Problem to work on >>
Write the records below out in full, character for character, with no pictures.

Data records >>
------------------------------------------------------------------------
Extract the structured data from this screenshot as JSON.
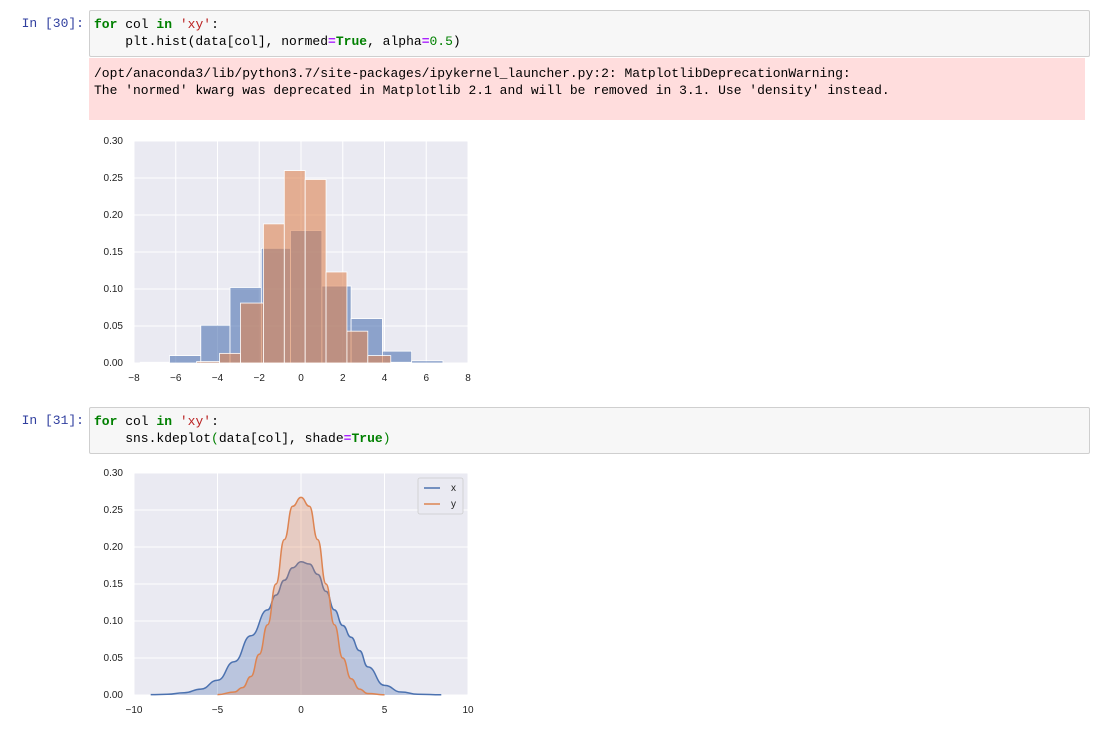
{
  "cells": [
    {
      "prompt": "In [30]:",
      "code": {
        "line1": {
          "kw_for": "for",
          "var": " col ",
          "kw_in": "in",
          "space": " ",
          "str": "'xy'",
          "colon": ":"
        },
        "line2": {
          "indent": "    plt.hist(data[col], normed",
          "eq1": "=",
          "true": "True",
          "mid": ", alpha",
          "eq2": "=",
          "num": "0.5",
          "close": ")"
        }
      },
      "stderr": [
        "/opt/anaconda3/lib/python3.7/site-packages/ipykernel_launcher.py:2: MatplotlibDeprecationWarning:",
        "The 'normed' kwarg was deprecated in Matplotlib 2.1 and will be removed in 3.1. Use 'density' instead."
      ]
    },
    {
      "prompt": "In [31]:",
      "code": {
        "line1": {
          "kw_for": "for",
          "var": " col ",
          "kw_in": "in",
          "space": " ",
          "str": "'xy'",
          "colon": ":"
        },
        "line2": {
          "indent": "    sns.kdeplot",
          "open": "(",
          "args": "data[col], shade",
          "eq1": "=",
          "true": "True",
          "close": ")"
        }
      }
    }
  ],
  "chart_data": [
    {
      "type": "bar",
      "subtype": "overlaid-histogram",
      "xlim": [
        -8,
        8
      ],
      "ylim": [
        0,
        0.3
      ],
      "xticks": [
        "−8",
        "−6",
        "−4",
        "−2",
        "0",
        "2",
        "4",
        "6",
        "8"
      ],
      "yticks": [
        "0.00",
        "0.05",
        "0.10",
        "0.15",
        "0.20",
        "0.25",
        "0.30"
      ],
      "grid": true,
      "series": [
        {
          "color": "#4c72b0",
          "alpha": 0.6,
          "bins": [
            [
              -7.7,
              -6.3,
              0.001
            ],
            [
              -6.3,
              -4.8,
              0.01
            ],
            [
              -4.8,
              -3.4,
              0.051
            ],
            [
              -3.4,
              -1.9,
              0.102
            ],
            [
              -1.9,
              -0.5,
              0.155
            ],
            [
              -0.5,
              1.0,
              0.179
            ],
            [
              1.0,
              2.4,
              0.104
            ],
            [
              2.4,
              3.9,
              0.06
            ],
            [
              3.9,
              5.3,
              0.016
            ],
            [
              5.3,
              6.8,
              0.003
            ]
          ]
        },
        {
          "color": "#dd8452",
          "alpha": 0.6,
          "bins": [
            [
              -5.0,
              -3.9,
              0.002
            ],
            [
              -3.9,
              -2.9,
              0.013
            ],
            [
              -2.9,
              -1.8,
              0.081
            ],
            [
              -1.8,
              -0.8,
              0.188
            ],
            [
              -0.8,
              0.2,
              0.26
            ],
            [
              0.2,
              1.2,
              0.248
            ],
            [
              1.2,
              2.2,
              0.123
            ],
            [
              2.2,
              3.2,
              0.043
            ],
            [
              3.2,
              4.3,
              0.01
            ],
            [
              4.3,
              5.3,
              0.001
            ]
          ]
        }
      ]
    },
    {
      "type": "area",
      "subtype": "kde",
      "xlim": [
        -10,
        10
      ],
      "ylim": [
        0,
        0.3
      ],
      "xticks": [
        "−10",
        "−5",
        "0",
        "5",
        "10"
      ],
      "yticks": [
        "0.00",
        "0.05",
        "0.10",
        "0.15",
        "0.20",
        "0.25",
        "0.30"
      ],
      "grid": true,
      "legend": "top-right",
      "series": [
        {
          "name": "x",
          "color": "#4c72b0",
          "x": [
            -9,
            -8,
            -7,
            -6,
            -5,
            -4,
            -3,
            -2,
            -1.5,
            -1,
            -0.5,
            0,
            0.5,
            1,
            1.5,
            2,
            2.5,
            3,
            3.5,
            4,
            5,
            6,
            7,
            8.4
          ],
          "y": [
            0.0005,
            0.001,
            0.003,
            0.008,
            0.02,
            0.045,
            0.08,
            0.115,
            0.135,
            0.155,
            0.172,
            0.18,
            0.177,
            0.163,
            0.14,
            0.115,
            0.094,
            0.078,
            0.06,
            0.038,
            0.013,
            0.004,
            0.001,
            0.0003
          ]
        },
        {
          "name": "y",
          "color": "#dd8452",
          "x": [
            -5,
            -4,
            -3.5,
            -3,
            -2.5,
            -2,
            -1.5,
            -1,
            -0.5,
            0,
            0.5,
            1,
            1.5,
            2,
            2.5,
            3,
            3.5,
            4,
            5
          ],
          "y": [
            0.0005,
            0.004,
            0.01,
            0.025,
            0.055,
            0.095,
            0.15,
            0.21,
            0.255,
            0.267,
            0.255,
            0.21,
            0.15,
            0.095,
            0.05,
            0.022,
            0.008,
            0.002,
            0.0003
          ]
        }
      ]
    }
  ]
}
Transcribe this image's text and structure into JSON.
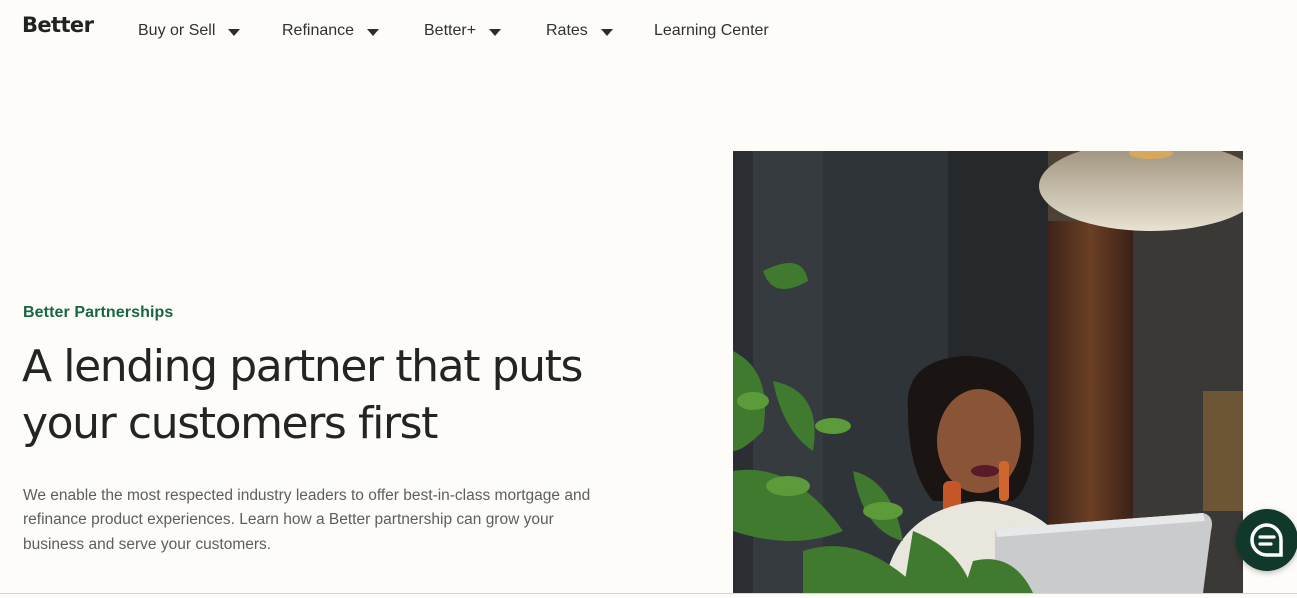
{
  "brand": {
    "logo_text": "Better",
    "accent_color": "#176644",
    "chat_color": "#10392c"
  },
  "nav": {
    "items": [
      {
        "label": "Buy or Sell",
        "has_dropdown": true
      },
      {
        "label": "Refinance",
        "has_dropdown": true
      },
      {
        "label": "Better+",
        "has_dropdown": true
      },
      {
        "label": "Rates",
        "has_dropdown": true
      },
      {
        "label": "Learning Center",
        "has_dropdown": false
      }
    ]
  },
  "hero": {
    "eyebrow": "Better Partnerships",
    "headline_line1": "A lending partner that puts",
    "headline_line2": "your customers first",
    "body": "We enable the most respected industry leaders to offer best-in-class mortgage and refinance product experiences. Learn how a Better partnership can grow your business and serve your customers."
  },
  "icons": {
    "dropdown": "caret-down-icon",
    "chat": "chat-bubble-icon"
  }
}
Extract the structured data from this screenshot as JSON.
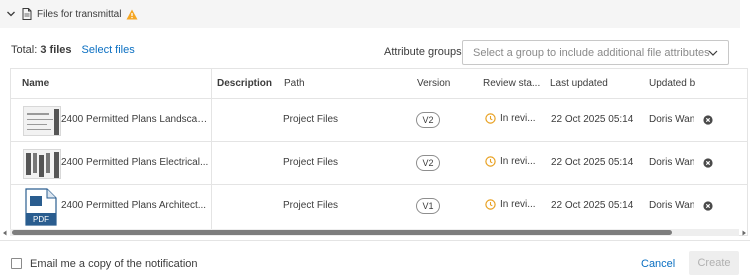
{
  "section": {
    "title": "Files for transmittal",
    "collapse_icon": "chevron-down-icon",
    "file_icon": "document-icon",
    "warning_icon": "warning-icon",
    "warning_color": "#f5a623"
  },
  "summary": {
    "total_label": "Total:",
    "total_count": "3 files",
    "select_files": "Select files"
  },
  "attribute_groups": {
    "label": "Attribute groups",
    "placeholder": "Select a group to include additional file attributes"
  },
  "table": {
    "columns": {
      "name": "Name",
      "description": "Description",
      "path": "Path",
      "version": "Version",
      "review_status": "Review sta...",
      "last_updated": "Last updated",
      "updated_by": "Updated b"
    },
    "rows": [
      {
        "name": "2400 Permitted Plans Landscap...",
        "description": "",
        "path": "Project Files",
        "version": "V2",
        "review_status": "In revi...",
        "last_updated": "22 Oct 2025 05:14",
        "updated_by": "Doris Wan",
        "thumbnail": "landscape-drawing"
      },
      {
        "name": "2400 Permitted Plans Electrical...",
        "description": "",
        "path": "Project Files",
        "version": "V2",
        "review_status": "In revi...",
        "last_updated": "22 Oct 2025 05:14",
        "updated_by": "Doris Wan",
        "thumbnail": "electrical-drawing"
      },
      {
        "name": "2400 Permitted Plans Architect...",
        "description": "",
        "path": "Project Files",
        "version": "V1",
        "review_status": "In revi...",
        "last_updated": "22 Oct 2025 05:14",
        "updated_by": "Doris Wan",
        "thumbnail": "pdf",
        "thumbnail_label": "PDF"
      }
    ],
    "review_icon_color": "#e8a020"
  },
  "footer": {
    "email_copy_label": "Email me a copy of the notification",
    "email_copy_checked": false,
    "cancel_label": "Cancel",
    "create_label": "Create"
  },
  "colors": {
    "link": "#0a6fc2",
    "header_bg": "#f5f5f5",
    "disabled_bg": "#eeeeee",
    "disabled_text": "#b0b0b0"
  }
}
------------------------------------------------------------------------
Answer space >>
Extract the structured data from this screenshot as JSON.
{
  "cells": [
    {
      "prompt": "In [30]:",
      "code": {
        "line1": {
          "kw_for": "for",
          "var": " col ",
          "kw_in": "in",
          "space": " ",
          "str": "'xy'",
          "colon": ":"
        },
        "line2": {
          "indent": "    plt.hist(data[col], normed",
          "eq1": "=",
          "true": "True",
          "mid": ", alpha",
          "eq2": "=",
          "num": "0.5",
          "close": ")"
        }
      },
      "stderr": [
        "/opt/anaconda3/lib/python3.7/site-packages/ipykernel_launcher.py:2: MatplotlibDeprecationWarning:",
        "The 'normed' kwarg was deprecated in Matplotlib 2.1 and will be removed in 3.1. Use 'density' instead."
      ]
    },
    {
      "prompt": "In [31]:",
      "code": {
        "line1": {
          "kw_for": "for",
          "var": " col ",
          "kw_in": "in",
          "space": " ",
          "str": "'xy'",
          "colon": ":"
        },
        "line2": {
          "indent": "    sns.kdeplot",
          "open": "(",
          "args": "data[col], shade",
          "eq1": "=",
          "true": "True",
          "close": ")"
        }
      }
    }
  ],
  "chart_data": [
    {
      "type": "bar",
      "subtype": "overlaid-histogram",
      "xlim": [
        -8,
        8
      ],
      "ylim": [
        0,
        0.3
      ],
      "xticks": [
        "−8",
        "−6",
        "−4",
        "−2",
        "0",
        "2",
        "4",
        "6",
        "8"
      ],
      "yticks": [
        "0.00",
        "0.05",
        "0.10",
        "0.15",
        "0.20",
        "0.25",
        "0.30"
      ],
      "grid": true,
      "series": [
        {
          "color": "#4c72b0",
          "alpha": 0.6,
          "bins": [
            [
              -7.7,
              -6.3,
              0.001
            ],
            [
              -6.3,
              -4.8,
              0.01
            ],
            [
              -4.8,
              -3.4,
              0.051
            ],
            [
              -3.4,
              -1.9,
              0.102
            ],
            [
              -1.9,
              -0.5,
              0.155
            ],
            [
              -0.5,
              1.0,
              0.179
            ],
            [
              1.0,
              2.4,
              0.104
            ],
            [
              2.4,
              3.9,
              0.06
            ],
            [
              3.9,
              5.3,
              0.016
            ],
            [
              5.3,
              6.8,
              0.003
            ]
          ]
        },
        {
          "color": "#dd8452",
          "alpha": 0.6,
          "bins": [
            [
              -5.0,
              -3.9,
              0.002
            ],
            [
              -3.9,
              -2.9,
              0.013
            ],
            [
              -2.9,
              -1.8,
              0.081
            ],
            [
              -1.8,
              -0.8,
              0.188
            ],
            [
              -0.8,
              0.2,
              0.26
            ],
            [
              0.2,
              1.2,
              0.248
            ],
            [
              1.2,
              2.2,
              0.123
            ],
            [
              2.2,
              3.2,
              0.043
            ],
            [
              3.2,
              4.3,
              0.01
            ],
            [
              4.3,
              5.3,
              0.001
            ]
          ]
        }
      ]
    },
    {
      "type": "area",
      "subtype": "kde",
      "xlim": [
        -10,
        10
      ],
      "ylim": [
        0,
        0.3
      ],
      "xticks": [
        "−10",
        "−5",
        "0",
        "5",
        "10"
      ],
      "yticks": [
        "0.00",
        "0.05",
        "0.10",
        "0.15",
        "0.20",
        "0.25",
        "0.30"
      ],
      "grid": true,
      "legend": "top-right",
      "series": [
        {
          "name": "x",
          "color": "#4c72b0",
          "x": [
            -9,
            -8,
            -7,
            -6,
            -5,
            -4,
            -3,
            -2,
            -1.5,
            -1,
            -0.5,
            0,
            0.5,
            1,
            1.5,
            2,
            2.5,
            3,
            3.5,
            4,
            5,
            6,
            7,
            8.4
          ],
          "y": [
            0.0005,
            0.001,
            0.003,
            0.008,
            0.02,
            0.045,
            0.08,
            0.115,
            0.135,
            0.155,
            0.172,
            0.18,
            0.177,
            0.163,
            0.14,
            0.115,
            0.094,
            0.078,
            0.06,
            0.038,
            0.013,
            0.004,
            0.001,
            0.0003
          ]
        },
        {
          "name": "y",
          "color": "#dd8452",
          "x": [
            -5,
            -4,
            -3.5,
            -3,
            -2.5,
            -2,
            -1.5,
            -1,
            -0.5,
            0,
            0.5,
            1,
            1.5,
            2,
            2.5,
            3,
            3.5,
            4,
            5
          ],
          "y": [
            0.0005,
            0.004,
            0.01,
            0.025,
            0.055,
            0.095,
            0.15,
            0.21,
            0.255,
            0.267,
            0.255,
            0.21,
            0.15,
            0.095,
            0.05,
            0.022,
            0.008,
            0.002,
            0.0003
          ]
        }
      ]
    }
  ]
}
Transcribe this image's text and structure into JSON.
{
  "brand": {
    "logo_text": "Better",
    "accent_color": "#176644",
    "chat_color": "#10392c"
  },
  "nav": {
    "items": [
      {
        "label": "Buy or Sell",
        "has_dropdown": true
      },
      {
        "label": "Refinance",
        "has_dropdown": true
      },
      {
        "label": "Better+",
        "has_dropdown": true
      },
      {
        "label": "Rates",
        "has_dropdown": true
      },
      {
        "label": "Learning Center",
        "has_dropdown": false
      }
    ]
  },
  "hero": {
    "eyebrow": "Better Partnerships",
    "headline_line1": "A lending partner that puts",
    "headline_line2": "your customers first",
    "body": "We enable the most respected industry leaders to offer best-in-class mortgage and refinance product experiences. Learn how a Better partnership can grow your business and serve your customers."
  },
  "icons": {
    "dropdown": "caret-down-icon",
    "chat": "chat-bubble-icon"
  }
}
Extract the structured data from this screenshot as JSON.
{
  "section": {
    "title": "Files for transmittal",
    "collapse_icon": "chevron-down-icon",
    "file_icon": "document-icon",
    "warning_icon": "warning-icon",
    "warning_color": "#f5a623"
  },
  "summary": {
    "total_label": "Total:",
    "total_count": "3 files",
    "select_files": "Select files"
  },
  "attribute_groups": {
    "label": "Attribute groups",
    "placeholder": "Select a group to include additional file attributes"
  },
  "table": {
    "columns": {
      "name": "Name",
      "description": "Description",
      "path": "Path",
      "version": "Version",
      "review_status": "Review sta...",
      "last_updated": "Last updated",
      "updated_by": "Updated b"
    },
    "rows": [
      {
        "name": "2400 Permitted Plans Landscap...",
        "description": "",
        "path": "Project Files",
        "version": "V2",
        "review_status": "In revi...",
        "last_updated": "22 Oct 2025 05:14",
        "updated_by": "Doris Wan",
        "thumbnail": "landscape-drawing"
      },
      {
        "name": "2400 Permitted Plans Electrical...",
        "description": "",
        "path": "Project Files",
        "version": "V2",
        "review_status": "In revi...",
        "last_updated": "22 Oct 2025 05:14",
        "updated_by": "Doris Wan",
        "thumbnail": "electrical-drawing"
      },
      {
        "name": "2400 Permitted Plans Architect...",
        "description": "",
        "path": "Project Files",
        "version": "V1",
        "review_status": "In revi...",
        "last_updated": "22 Oct 2025 05:14",
        "updated_by": "Doris Wan",
        "thumbnail": "pdf",
        "thumbnail_label": "PDF"
      }
    ],
    "review_icon_color": "#e8a020"
  },
  "footer": {
    "email_copy_label": "Email me a copy of the notification",
    "email_copy_checked": false,
    "cancel_label": "Cancel",
    "create_label": "Create"
  },
  "colors": {
    "link": "#0a6fc2",
    "header_bg": "#f5f5f5",
    "disabled_bg": "#eeeeee",
    "disabled_text": "#b0b0b0"
  }
}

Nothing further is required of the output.